Even if China is successful in producing 15% to 20% of its primary power from renewable sources in 2020, the country’s consumption of coal will continue to grow at an alarming rate, as the Chinese economy is likely to continue to expand at an impressive tempo, as it has for the past 60‑plus years.
Despite its having the world’s third largest reserves, though, China’s coal deposits are expected to last only for another 38 years, based on 2009 production figures. Yet, as with the remaining life of U.S. coal reserves, this is an overly simplistic way of viewing those reserves, which understates the dire nature of what is already a critical state of affairs.
Reinforcing this view are several independent studies of the world’s troubled coal situation. For instance, a 2007 study by the Energy Watch Group, a Germany‑based organization of independent scientists and parliamentarians, saw coal peaking by 2020. It pointed out that reserve data worldwide is of poor quality–in some cases it has not been revised in decades. In the case of China, the country’s reserve estimates have not changed since 1992. As a result, many estimates greatly overstate the amount of coal yet to be mined. Based on a country‑by‑country analysis, the group concluded that global production would still increase by around 30% over the following ten to fifteen years. However, the production profile of the world’s largest producer, China, would determine the peak of global coal production. And after 2020 the Energy Watch Group study estimated that global coal production would decline sharply.
Two years later, in 2009, researchers at the China Center for Energy Economics Research published an article in the journal Energy Policy that came to a similar conclusion, that peak coal production in China would occur around 2030. This is not some fringe group reaching this conclusion but scientists from Xiamen University in Fujian, one of China’s top institutions.
The researchers saw that the gap between China’s internal supply and demand would continue to grow and the gap would have to be made up with increased imports. They estimated, “By 2015, the volume of net coal imports to China would account for 11–34% of the world coal trade and by 2030 that would be 41% to 54%, as predicted.
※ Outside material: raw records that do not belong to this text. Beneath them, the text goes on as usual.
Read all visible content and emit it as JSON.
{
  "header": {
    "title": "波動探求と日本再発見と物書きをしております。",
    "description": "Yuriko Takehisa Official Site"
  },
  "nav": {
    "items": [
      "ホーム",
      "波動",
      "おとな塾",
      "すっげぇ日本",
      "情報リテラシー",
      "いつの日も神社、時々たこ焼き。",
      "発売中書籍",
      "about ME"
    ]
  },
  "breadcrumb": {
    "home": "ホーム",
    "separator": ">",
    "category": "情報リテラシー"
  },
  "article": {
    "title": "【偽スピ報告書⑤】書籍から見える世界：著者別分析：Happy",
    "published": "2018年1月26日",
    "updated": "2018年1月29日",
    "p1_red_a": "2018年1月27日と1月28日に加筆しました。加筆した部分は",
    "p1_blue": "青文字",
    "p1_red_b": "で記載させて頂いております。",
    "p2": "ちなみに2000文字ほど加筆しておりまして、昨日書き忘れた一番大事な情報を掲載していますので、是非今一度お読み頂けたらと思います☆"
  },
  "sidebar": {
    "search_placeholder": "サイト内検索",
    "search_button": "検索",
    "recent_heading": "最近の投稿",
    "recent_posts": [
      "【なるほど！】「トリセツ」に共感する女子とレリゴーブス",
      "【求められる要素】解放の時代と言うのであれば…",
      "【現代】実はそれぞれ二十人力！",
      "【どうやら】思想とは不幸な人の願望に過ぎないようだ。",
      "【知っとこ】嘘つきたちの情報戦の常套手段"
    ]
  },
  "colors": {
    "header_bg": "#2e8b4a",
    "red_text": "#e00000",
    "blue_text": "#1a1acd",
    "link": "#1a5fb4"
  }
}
That means that about 50% of the total world coal would be traded with China. If this is the case, a slight change in China’s coal market would have a great impact on international coal markets, especially on international coal prices.”
It would appear by the country’s actions since this study was published that its conclusions did not escape the attention of the Chinese government. Given that coal accounts for 70% of Chinese energy use, it follows that the country would be somewhat frantic to develop alternative sources of energy. Concerned that it is drawing down its remaining coal reserves at an alarming rate, the government is now considering capping domestic coal production, according to reports from China’s state‑run media.
In the meantime, the impact on the world market of China importing increasing quantities of coal is already being felt, although we’ve experienced just a taste of what’s in store. In essence, this rise in coal prices is taking money out of the pockets of Americans and, indeed, consumers the world over, leaving us less to spend on other things.
What can we do? Clearly the first thing to ponder is what the Chinese have not only been thinking about for years but are now employing in overdrive. We mean the development of renewable energies, or any energy source that can substitute for oil and, increasingly, coal.
This is an excerpt from Red Alert by Stephen Leeb. Copyright © 2011 by Stephen Leeb. Reprinted by permission of Business Plus. All rights reserved.